The New King of Pop? (OK, Not Really)

Rhett Miller (Shout Factory)
Rhett Miller

By Kevin Gibson

Rhett Miller developed his chops as front man for Texas rockers the Old 97's, starting in the early 1990s. While much of the music that band created has a pop flair, it stood as something different - indie rockers and alt-country fans alike found much to like about the 97's, and for good reason, giving the band an airtight legacy and a long career that is still going strong today.

On his own, however, Miller is a pop guy. His fourth solo album, a self-titled release, contains enough hooks, pop melodies and sweet love songs to give the listener cavities. Now, it's not ALL sugary pop - but the album sure is weighted with it. The good news is that Miller's strong lyrical talents shine through here, and he mixes in enough curveballs to keep this set from being too predictable.

The single "I Need to Know Where I Stand" is straight-ahead AAA pop. It's beautifully crafted, lilting, lushly recorded - you get the picture. They lyric, however, is straight-up Rhett pop; you can pretty much pinpoint the song by reading the title. But it's a solid tune - hey, I personally like what the guy does, but some don't. He does push the limits a bit with the tune "Lashes" as he tosses off this line: "I could live on your love/And nothing else if I had to." Man, that's a panty-peeler - I'm not even sure John Mayer could sing that with a straight face. But it is what it is.

You have been warned. Bring a toothbrush.

On the other hand, there's interesting stuff like "Happy Birthday Don't Die," which sounds like it could have been an Old 97's song in another life. It's a four-and-a-half-minute rocker that builds to a crashing conclusion, and serves as a much needed change of pace in the midst of the balladry.

For instance, the song that follows it is "Bonfire," a creeping, moody composition that features some lovely vocal double tracks and guitar production. And it's also a love song: "The fire is hot/But your hand is cold/Let's fall in love/Before we get old/Watch the fire grow." See what I mean?

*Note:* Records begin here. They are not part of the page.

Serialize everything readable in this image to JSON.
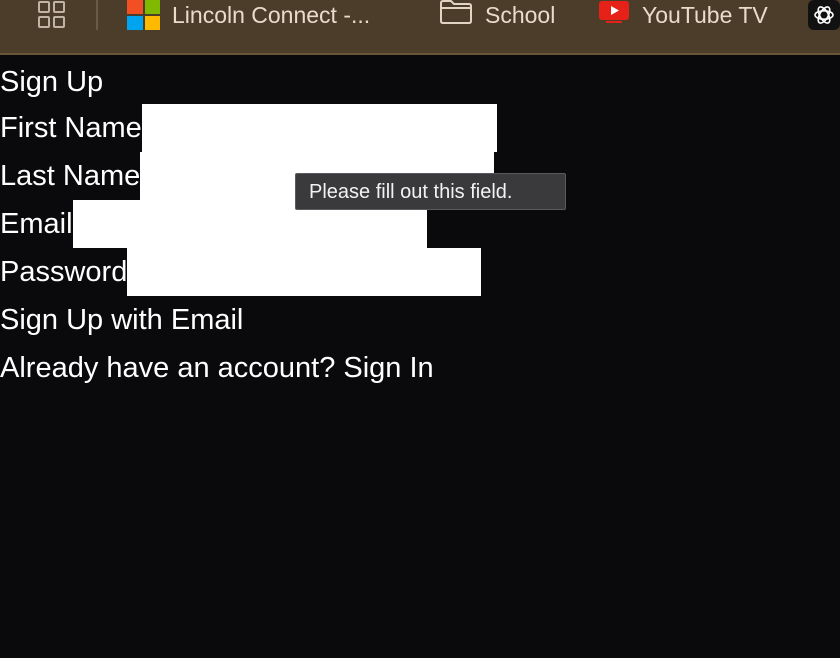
{
  "bookmarks": {
    "items": [
      {
        "label": "Lincoln Connect -...",
        "icon": "microsoft-icon"
      },
      {
        "label": "School",
        "icon": "folder-icon"
      },
      {
        "label": "YouTube TV",
        "icon": "youtube-tv-icon"
      }
    ],
    "apps_icon": "apps-grid-icon",
    "trailing_icon": "openai-icon"
  },
  "form": {
    "title": "Sign Up",
    "first_name_label": "First Name",
    "last_name_label": "Last Name",
    "email_label": "Email",
    "password_label": "Password",
    "first_name_value": "",
    "last_name_value": "",
    "email_value": "",
    "password_value": "",
    "submit_label": "Sign Up with Email",
    "signin_prompt": "Already have an account? Sign In"
  },
  "tooltip": {
    "text": "Please fill out this field."
  },
  "colors": {
    "background": "#0a0a0c",
    "bookmarks_bar": "#4c3c2a",
    "text": "#ffffff",
    "tooltip_bg": "#3a3a3c"
  }
}
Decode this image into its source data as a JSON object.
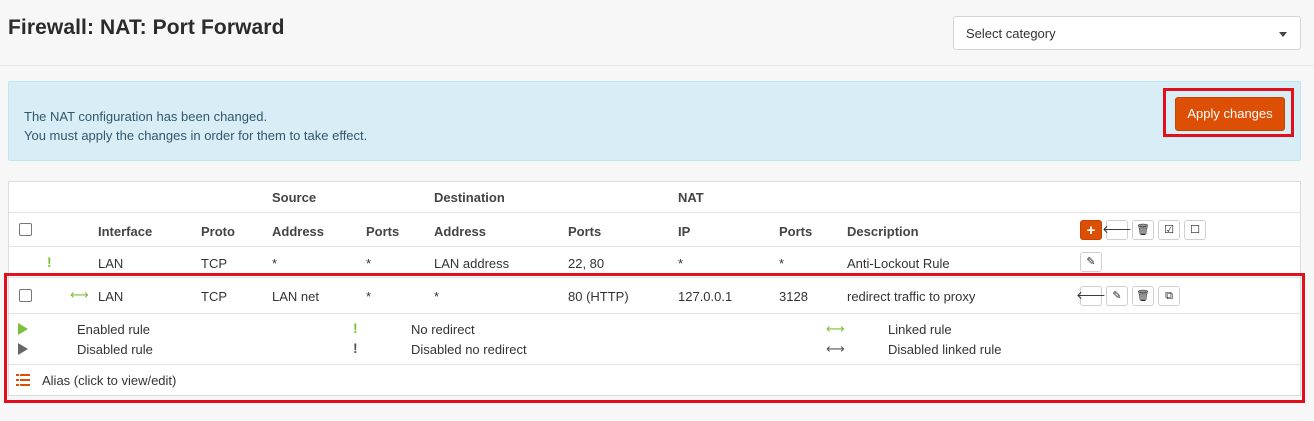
{
  "page": {
    "title": "Firewall: NAT: Port Forward"
  },
  "category_select": {
    "value": "Select category"
  },
  "alert": {
    "line1": "The NAT configuration has been changed.",
    "line2": "You must apply the changes in order for them to take effect.",
    "apply_label": "Apply changes"
  },
  "table": {
    "group_headers": {
      "source": "Source",
      "destination": "Destination",
      "nat": "NAT"
    },
    "headers": {
      "interface": "Interface",
      "proto": "Proto",
      "src_address": "Address",
      "src_ports": "Ports",
      "dst_address": "Address",
      "dst_ports": "Ports",
      "nat_ip": "IP",
      "nat_ports": "Ports",
      "description": "Description"
    },
    "rows": [
      {
        "status_icon": "no-redirect-icon",
        "interface": "LAN",
        "proto": "TCP",
        "src_address": "*",
        "src_ports": "*",
        "dst_address": "LAN address",
        "dst_ports": "22, 80",
        "nat_ip": "*",
        "nat_ports": "*",
        "description": "Anti-Lockout Rule"
      },
      {
        "status_icon": "linked-rule-icon",
        "interface": "LAN",
        "proto": "TCP",
        "src_address": "LAN net",
        "src_ports": "*",
        "dst_address": "*",
        "dst_ports": "80 (HTTP)",
        "nat_ip": "127.0.0.1",
        "nat_ports": "3128",
        "description": "redirect traffic to proxy"
      }
    ]
  },
  "legend": {
    "enabled_rule": "Enabled rule",
    "disabled_rule": "Disabled rule",
    "no_redirect": "No redirect",
    "disabled_no_redirect": "Disabled no redirect",
    "linked_rule": "Linked rule",
    "disabled_linked_rule": "Disabled linked rule",
    "alias": "Alias (click to view/edit)"
  },
  "colors": {
    "accent": "#dd4f05",
    "enabled": "#7cbf3b",
    "alert_bg": "#d9edf7",
    "highlight": "#e2101c"
  },
  "glyphs": {
    "add": "+",
    "arrow_left": "🡐",
    "edit": "✎",
    "delete": "🗑",
    "check": "☑",
    "square": "☐",
    "clone": "⧉",
    "excl": "!",
    "link": "⟷"
  }
}
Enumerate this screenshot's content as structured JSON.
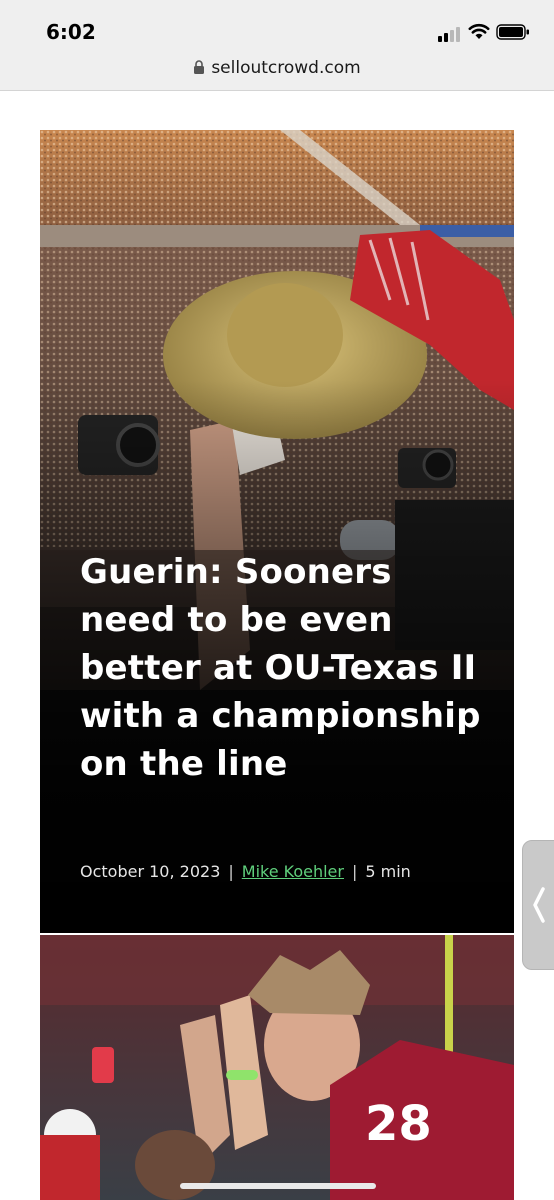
{
  "status_bar": {
    "time": "6:02"
  },
  "browser": {
    "url": "selloutcrowd.com"
  },
  "article": {
    "headline": "Guerin: Sooners need to be even better at OU-Texas II with a championship on the line",
    "date": "October 10, 2023",
    "separator": "|",
    "author": "Mike Koehler",
    "read_time": "5 min"
  },
  "second_card": {
    "jersey_number": "28"
  },
  "icons": [
    "lock-icon",
    "signal-icon",
    "wifi-icon",
    "battery-icon",
    "chevron-left-icon"
  ]
}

The next song is "Haphazardly," a slowly building ballad - this one being much less hopeful in tone than the former. "This is what the house feels like without you in it," he laments, recounting hanging onto a relationship he should long be over.

This turns us to "If It's Not Love," a jumping pop-rocker that will make your feet move involuntarily, and tickle your ears with some gorgeous, Byrds-esque jangly guitar work (is that a 12-string I hear?) as well as a sing-along "ooooh" refrain. And, of course, it's about love. "If you're not gonna be the one/You're gonna be the one I miss." Yep, folks, that's a good pop lyric. Paul McCartney would be proud of this.

"Another Girlfriend" brings Miller's sense of humor into play; it's a swaying country-rock tune with this gem of a lyric: "The last thing I need is another girlfriend/Two is enough for me/Two is enough, and you'd make three."

You've gotten the point by now: This is a solid, perhaps even above average pop album. It might even be your perfect summer ear candy, if you let it be. Or you may prefer to dust off your copy of "Fight Songs;" you make the call. Meanwhile, I'm going to roll down the windows and cruise around listening to some jangle-pop, Miller style.

For more on Rhett Miller, check out rhettmiller.com.